▼

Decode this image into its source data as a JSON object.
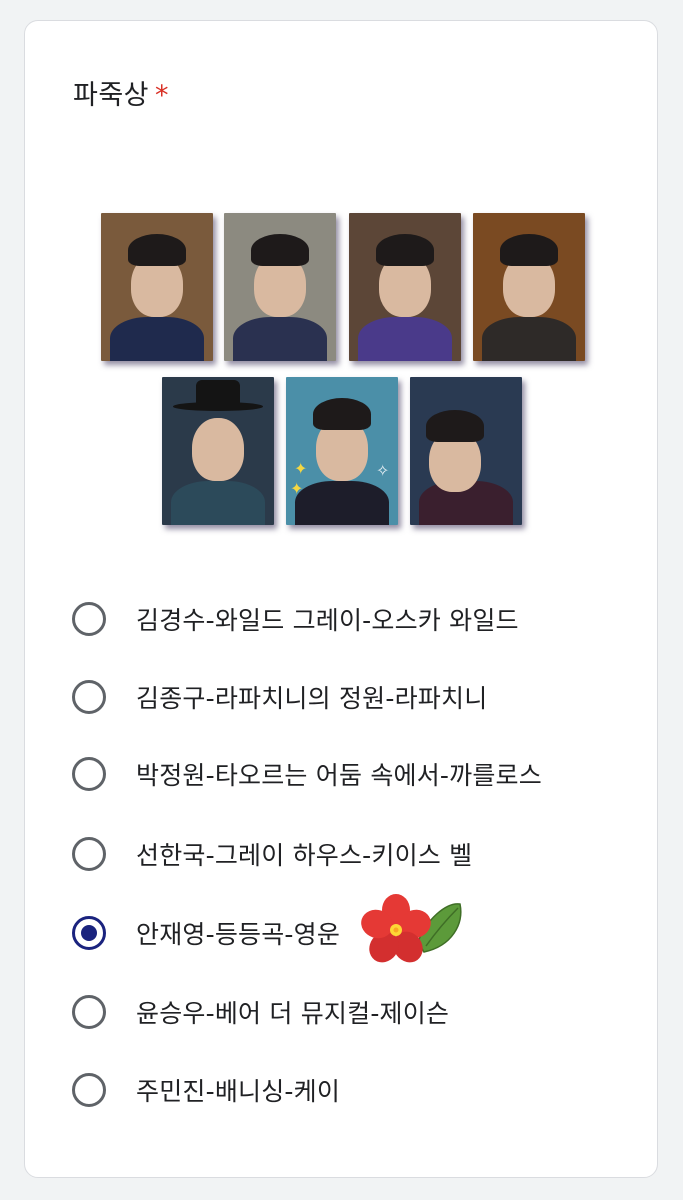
{
  "question": {
    "title": "파죽상",
    "required_mark": "*"
  },
  "photos": [
    {
      "name": "photo-1",
      "bg": "#7a5a3c",
      "outfit": "#1f2a4d"
    },
    {
      "name": "photo-2",
      "bg": "#8c8a80",
      "outfit": "#2a3150"
    },
    {
      "name": "photo-3",
      "bg": "#5c4637",
      "outfit": "#4a3a8a"
    },
    {
      "name": "photo-4",
      "bg": "#7a4a22",
      "outfit": "#2e2a28"
    },
    {
      "name": "photo-5",
      "bg": "#2b3a4a",
      "outfit": "#2c4a5a"
    },
    {
      "name": "photo-6",
      "bg": "#4b8fa8",
      "outfit": "#1d1d2a"
    },
    {
      "name": "photo-7",
      "bg": "#2a3a52",
      "outfit": "#3a1f2e"
    }
  ],
  "options": [
    {
      "label": "김경수-와일드 그레이-오스카 와일드",
      "checked": false
    },
    {
      "label": "김종구-라파치니의 정원-라파치니",
      "checked": false
    },
    {
      "label": "박정원-타오르는 어둠 속에서-까를로스",
      "checked": false
    },
    {
      "label": "선한국-그레이 하우스-키이스 벨",
      "checked": false
    },
    {
      "label": "안재영-등등곡-영운",
      "checked": true
    },
    {
      "label": "윤승우-베어 더 뮤지컬-제이슨",
      "checked": false
    },
    {
      "label": "주민진-배니싱-케이",
      "checked": false
    }
  ],
  "colors": {
    "accent": "#1a237e",
    "required": "#d93025",
    "radio_border": "#5f6368"
  },
  "icons": {
    "sticker": "flower-sticker-icon"
  }
}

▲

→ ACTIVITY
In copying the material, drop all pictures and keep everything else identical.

→ EXPECTED ANSWER
Decode this image into its source data as a JSON object.
{
  "question": {
    "title": "파죽상",
    "required_mark": "*"
  },
  "photos": [
    {
      "name": "photo-1",
      "bg": "#7a5a3c",
      "outfit": "#1f2a4d"
    },
    {
      "name": "photo-2",
      "bg": "#8c8a80",
      "outfit": "#2a3150"
    },
    {
      "name": "photo-3",
      "bg": "#5c4637",
      "outfit": "#4a3a8a"
    },
    {
      "name": "photo-4",
      "bg": "#7a4a22",
      "outfit": "#2e2a28"
    },
    {
      "name": "photo-5",
      "bg": "#2b3a4a",
      "outfit": "#2c4a5a"
    },
    {
      "name": "photo-6",
      "bg": "#4b8fa8",
      "outfit": "#1d1d2a"
    },
    {
      "name": "photo-7",
      "bg": "#2a3a52",
      "outfit": "#3a1f2e"
    }
  ],
  "options": [
    {
      "label": "김경수-와일드 그레이-오스카 와일드",
      "checked": false
    },
    {
      "label": "김종구-라파치니의 정원-라파치니",
      "checked": false
    },
    {
      "label": "박정원-타오르는 어둠 속에서-까를로스",
      "checked": false
    },
    {
      "label": "선한국-그레이 하우스-키이스 벨",
      "checked": false
    },
    {
      "label": "안재영-등등곡-영운",
      "checked": true
    },
    {
      "label": "윤승우-베어 더 뮤지컬-제이슨",
      "checked": false
    },
    {
      "label": "주민진-배니싱-케이",
      "checked": false
    }
  ],
  "colors": {
    "accent": "#1a237e",
    "required": "#d93025",
    "radio_border": "#5f6368"
  },
  "icons": {
    "sticker": "flower-sticker-icon"
  }
}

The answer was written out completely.